About this exercise |
The output should consist solely of the line containing "What data populates" and all lines after it through the final line of the entries below, reproduced exactly.

Exercise inputs |
|---|

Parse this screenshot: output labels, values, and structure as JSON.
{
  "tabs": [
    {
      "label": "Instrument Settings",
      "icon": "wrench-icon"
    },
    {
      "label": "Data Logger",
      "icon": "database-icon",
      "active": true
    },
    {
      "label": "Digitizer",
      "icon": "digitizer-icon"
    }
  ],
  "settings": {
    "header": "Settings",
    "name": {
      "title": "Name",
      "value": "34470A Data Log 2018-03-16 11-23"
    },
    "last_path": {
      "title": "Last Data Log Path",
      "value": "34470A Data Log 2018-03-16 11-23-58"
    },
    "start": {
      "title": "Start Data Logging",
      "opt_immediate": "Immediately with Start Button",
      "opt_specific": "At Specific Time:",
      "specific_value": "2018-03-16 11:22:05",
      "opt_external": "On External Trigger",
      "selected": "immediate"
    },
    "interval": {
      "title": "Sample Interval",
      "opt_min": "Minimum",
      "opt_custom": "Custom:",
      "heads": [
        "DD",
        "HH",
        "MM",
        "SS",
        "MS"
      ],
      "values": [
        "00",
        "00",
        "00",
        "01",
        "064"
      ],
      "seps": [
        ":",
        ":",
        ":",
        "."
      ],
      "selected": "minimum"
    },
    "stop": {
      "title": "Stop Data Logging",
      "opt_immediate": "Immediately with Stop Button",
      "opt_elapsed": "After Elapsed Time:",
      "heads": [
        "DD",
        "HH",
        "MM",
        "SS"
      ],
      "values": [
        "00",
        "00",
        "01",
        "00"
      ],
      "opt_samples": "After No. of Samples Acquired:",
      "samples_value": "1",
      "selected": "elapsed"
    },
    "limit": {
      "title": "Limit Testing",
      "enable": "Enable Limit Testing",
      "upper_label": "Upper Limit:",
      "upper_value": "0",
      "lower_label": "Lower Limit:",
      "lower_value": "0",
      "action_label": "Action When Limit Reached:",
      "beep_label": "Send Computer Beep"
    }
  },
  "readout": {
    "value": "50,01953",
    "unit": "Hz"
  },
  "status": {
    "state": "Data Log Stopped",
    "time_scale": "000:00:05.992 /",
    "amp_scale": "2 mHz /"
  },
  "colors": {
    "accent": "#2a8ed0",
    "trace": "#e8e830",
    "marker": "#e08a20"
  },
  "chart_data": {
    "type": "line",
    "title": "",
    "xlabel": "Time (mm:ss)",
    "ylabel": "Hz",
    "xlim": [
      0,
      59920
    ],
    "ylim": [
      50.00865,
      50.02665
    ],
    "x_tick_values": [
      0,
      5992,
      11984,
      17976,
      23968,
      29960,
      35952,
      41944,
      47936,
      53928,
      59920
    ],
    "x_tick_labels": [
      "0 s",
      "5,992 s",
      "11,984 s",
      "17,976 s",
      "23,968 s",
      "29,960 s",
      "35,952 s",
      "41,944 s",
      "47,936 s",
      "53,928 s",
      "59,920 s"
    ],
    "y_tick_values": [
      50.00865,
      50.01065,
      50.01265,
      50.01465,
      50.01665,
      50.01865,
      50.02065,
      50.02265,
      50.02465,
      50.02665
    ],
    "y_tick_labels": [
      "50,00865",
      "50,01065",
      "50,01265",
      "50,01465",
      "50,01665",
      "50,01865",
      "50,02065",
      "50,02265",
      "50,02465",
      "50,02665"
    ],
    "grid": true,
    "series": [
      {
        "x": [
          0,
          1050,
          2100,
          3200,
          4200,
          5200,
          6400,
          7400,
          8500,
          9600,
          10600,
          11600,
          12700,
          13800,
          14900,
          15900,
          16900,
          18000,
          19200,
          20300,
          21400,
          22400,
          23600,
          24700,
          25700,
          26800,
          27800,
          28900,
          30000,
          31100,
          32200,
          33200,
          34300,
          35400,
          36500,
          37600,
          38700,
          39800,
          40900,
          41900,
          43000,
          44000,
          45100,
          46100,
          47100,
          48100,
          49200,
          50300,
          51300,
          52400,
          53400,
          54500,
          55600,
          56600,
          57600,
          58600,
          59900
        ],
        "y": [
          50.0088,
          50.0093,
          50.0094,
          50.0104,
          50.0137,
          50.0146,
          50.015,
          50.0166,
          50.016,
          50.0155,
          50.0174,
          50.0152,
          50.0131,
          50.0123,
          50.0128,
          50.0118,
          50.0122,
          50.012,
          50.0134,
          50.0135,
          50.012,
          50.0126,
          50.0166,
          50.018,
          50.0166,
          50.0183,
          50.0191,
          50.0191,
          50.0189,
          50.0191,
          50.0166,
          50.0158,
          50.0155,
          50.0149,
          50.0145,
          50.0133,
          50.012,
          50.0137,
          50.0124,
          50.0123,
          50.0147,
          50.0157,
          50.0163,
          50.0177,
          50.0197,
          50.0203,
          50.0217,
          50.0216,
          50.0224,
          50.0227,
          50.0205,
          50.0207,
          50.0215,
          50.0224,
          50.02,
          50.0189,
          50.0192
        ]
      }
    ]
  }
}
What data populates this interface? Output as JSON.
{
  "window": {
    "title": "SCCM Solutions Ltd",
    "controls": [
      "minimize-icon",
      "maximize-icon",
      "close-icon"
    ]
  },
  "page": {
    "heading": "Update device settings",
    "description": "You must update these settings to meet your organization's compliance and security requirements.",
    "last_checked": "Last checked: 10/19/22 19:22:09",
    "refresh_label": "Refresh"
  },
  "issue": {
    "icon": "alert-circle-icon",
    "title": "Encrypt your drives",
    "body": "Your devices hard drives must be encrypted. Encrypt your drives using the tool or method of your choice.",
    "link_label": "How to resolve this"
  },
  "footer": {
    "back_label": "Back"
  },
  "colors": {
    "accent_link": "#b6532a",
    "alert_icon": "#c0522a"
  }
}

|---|

Task response |
What data populates this interface? Output as JSON.
{
  "window": {
    "title": "SCCM Solutions Ltd",
    "controls": [
      "minimize-icon",
      "maximize-icon",
      "close-icon"
    ]
  },
  "page": {
    "heading": "Update device settings",
    "description": "You must update these settings to meet your organization's compliance and security requirements.",
    "last_checked": "Last checked: 10/19/22 19:22:09",
    "refresh_label": "Refresh"
  },
  "issue": {
    "icon": "alert-circle-icon",
    "title": "Encrypt your drives",
    "body": "Your devices hard drives must be encrypted. Encrypt your drives using the tool or method of your choice.",
    "link_label": "How to resolve this"
  },
  "footer": {
    "back_label": "Back"
  },
  "colors": {
    "accent_link": "#b6532a",
    "alert_icon": "#c0522a"
  }
}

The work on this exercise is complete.